Additionally, conservation efforts focus on educating the public about iguanas, promoting responsible pet ownership, and advocating for iguana conservation. Captive breeding programs have also been established to help increase iguana populations and reintroduce them into the wild.
Iguanas as Pets
Iguanas can make fascinating pets but require special care and attention to thrive in a domestic setting. They need a large enclosure with plenty of space and a temperature-controlled environment to maintain their body temperature. Their diet should include fresh vegetables and fruits to ensure they receive the nutrients necessary for a healthy life.
If iguanas are not provided with appropriate conditions, they can become frustrated and express their anger by vigorously nudging their sharp teeth on everything, including human skin. Understanding the needs of iguanas as pets is essential for maintaining a harmonious relationship with these incredible creatures.
In conclusion, iguanas are truly amazing creatures, boasting unique physical features, fascinating behaviors, and incredible abilities. From their diverse habitats and diets to their complex social interactions and impressive lifespans, iguanas never amaze. As we strive to protect these remarkable reptiles through conservation efforts and responsible pet ownership, we can continue to learn from and appreciate the wonderful world of iguanas.
Frequently Asked Questions
How do you describe an iguana for kids?
Iguanas are exciting, fun-loving reptiles with huge personalities! They have scaly backs and a fold of skin under their necks. Their scales can be turquoise blue, yellow, blue-green or green, and their teeth are sawlike.
Males can grow up to 6.5 feet (2 meters) long and weigh up to 13 pounds (6 kilograms)!
What do iguanas eat for kids?
Are you wondering what iguanas eat for kids? They are herbivores and love to feed on leaves, vines, fruits, and flowers. Iguanas can also consume small insects, mammals, and birds.
With this variety of food, your child can observe their feeding habits fun and excitingly!
What are some facts about black iguanas for kids?
Wow! Black iguanas are amazing animals full of interesting facts that kids will love! They are the fastest lizards, and their diet consists of fruits, vegetables, plants and small insects.
Additionally, they are colloquially known as “chickens of the trees” in some parts of Central America and can even survive in poisonous manchineel trees!
Can iguanas change color?

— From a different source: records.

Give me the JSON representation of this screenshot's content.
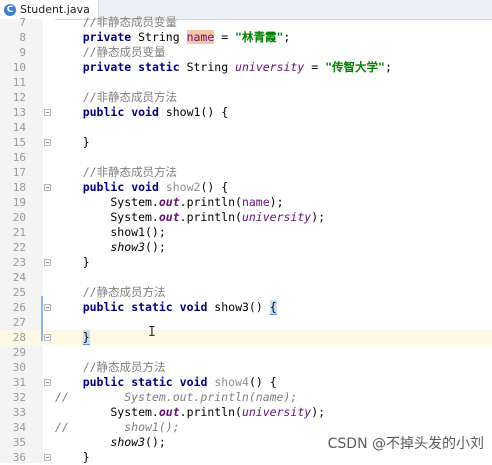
{
  "tab": {
    "label": "Student.java",
    "icon": "java-class-icon"
  },
  "lines": [
    {
      "n": "7",
      "kind": "top",
      "text": "    //非静态成员变量"
    },
    {
      "n": "8",
      "kind": "l8"
    },
    {
      "n": "9",
      "kind": "c",
      "text": "    //静态成员变量"
    },
    {
      "n": "10",
      "kind": "l10"
    },
    {
      "n": "11",
      "kind": "blank"
    },
    {
      "n": "12",
      "kind": "c",
      "text": "    //非静态成员方法"
    },
    {
      "n": "13",
      "kind": "sig",
      "static": false,
      "name": "show1",
      "unused": false
    },
    {
      "n": "14",
      "kind": "blank"
    },
    {
      "n": "15",
      "kind": "close"
    },
    {
      "n": "16",
      "kind": "blank"
    },
    {
      "n": "17",
      "kind": "c",
      "text": "    //非静态成员方法"
    },
    {
      "n": "18",
      "kind": "sig",
      "static": false,
      "name": "show2",
      "unused": true
    },
    {
      "n": "19",
      "kind": "print",
      "field": "name",
      "italic": false
    },
    {
      "n": "20",
      "kind": "print",
      "field": "university",
      "italic": true
    },
    {
      "n": "21",
      "kind": "call",
      "name": "show1",
      "italic": false
    },
    {
      "n": "22",
      "kind": "call",
      "name": "show3",
      "italic": true
    },
    {
      "n": "23",
      "kind": "close"
    },
    {
      "n": "24",
      "kind": "blank"
    },
    {
      "n": "25",
      "kind": "c",
      "text": "    //静态成员方法"
    },
    {
      "n": "26",
      "kind": "sig3"
    },
    {
      "n": "27",
      "kind": "blank"
    },
    {
      "n": "28",
      "kind": "close3"
    },
    {
      "n": "29",
      "kind": "blank"
    },
    {
      "n": "30",
      "kind": "c",
      "text": "    //静态成员方法"
    },
    {
      "n": "31",
      "kind": "sig",
      "static": true,
      "name": "show4",
      "unused": true
    },
    {
      "n": "32",
      "kind": "cprint",
      "text": "//        System.out.println(name);"
    },
    {
      "n": "33",
      "kind": "print",
      "field": "university",
      "italic": true
    },
    {
      "n": "34",
      "kind": "cprint",
      "text": "//        show1();"
    },
    {
      "n": "35",
      "kind": "call",
      "name": "show3",
      "italic": true
    },
    {
      "n": "36",
      "kind": "close"
    }
  ],
  "tokens": {
    "private": "private",
    "public": "public",
    "static": "static",
    "void": "void",
    "string": "String",
    "name": "name",
    "university": "university",
    "name_value": "\"林青霞\"",
    "university_value": "\"传智大学\"",
    "system": "System",
    "out": "out",
    "println": "println"
  },
  "watermark": "CSDN @不掉头发的小刘"
}
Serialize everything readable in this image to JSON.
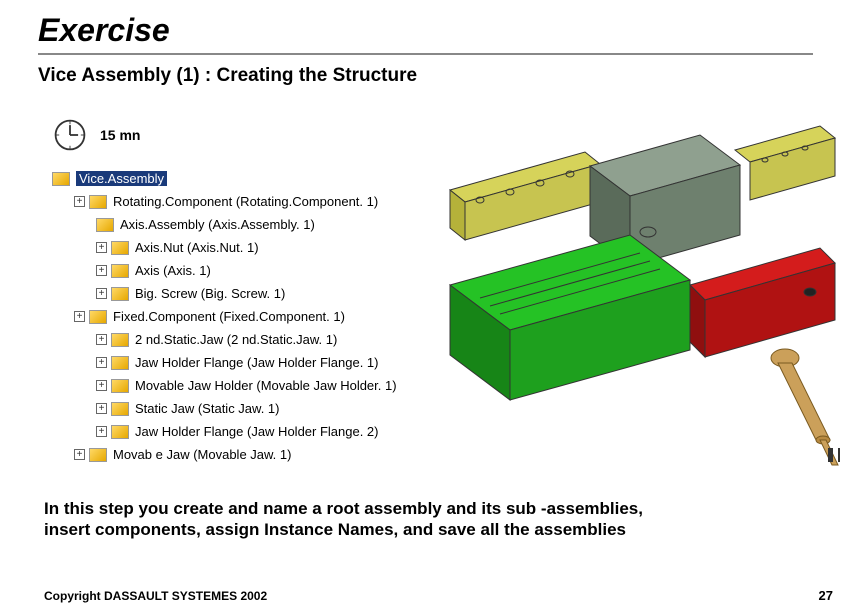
{
  "title": "Exercise",
  "subtitle": "Vice Assembly (1) : Creating the Structure",
  "time": "15 mn",
  "tree": {
    "root": "Vice.Assembly",
    "n1": "Rotating.Component (Rotating.Component. 1)",
    "n2": "Axis.Assembly (Axis.Assembly. 1)",
    "n2a": "Axis.Nut (Axis.Nut. 1)",
    "n2b": "Axis (Axis. 1)",
    "n3": "Big. Screw (Big. Screw. 1)",
    "n4": "Fixed.Component (Fixed.Component. 1)",
    "n4a": "2 nd.Static.Jaw (2 nd.Static.Jaw. 1)",
    "n4b": "Jaw Holder Flange (Jaw Holder Flange. 1)",
    "n4c": "Movable Jaw Holder (Movable Jaw Holder. 1)",
    "n4d": "Static Jaw (Static Jaw. 1)",
    "n4e": "Jaw Holder Flange (Jaw Holder Flange. 2)",
    "n5": "Movab e Jaw (Movable Jaw. 1)"
  },
  "body": "In this step you create and name a root assembly and its sub -assemblies, insert components, assign Instance Names, and save all the assemblies",
  "copyright": "Copyright DASSAULT SYSTEMES 2002",
  "page": "27"
}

Yes, iguanas can change color! While they may not have the same camouflaging skills as chameleons, iguanas can change their shades in response to temperature, light levels, or emotions.
It’s incredible to witness this natural adaptation in action!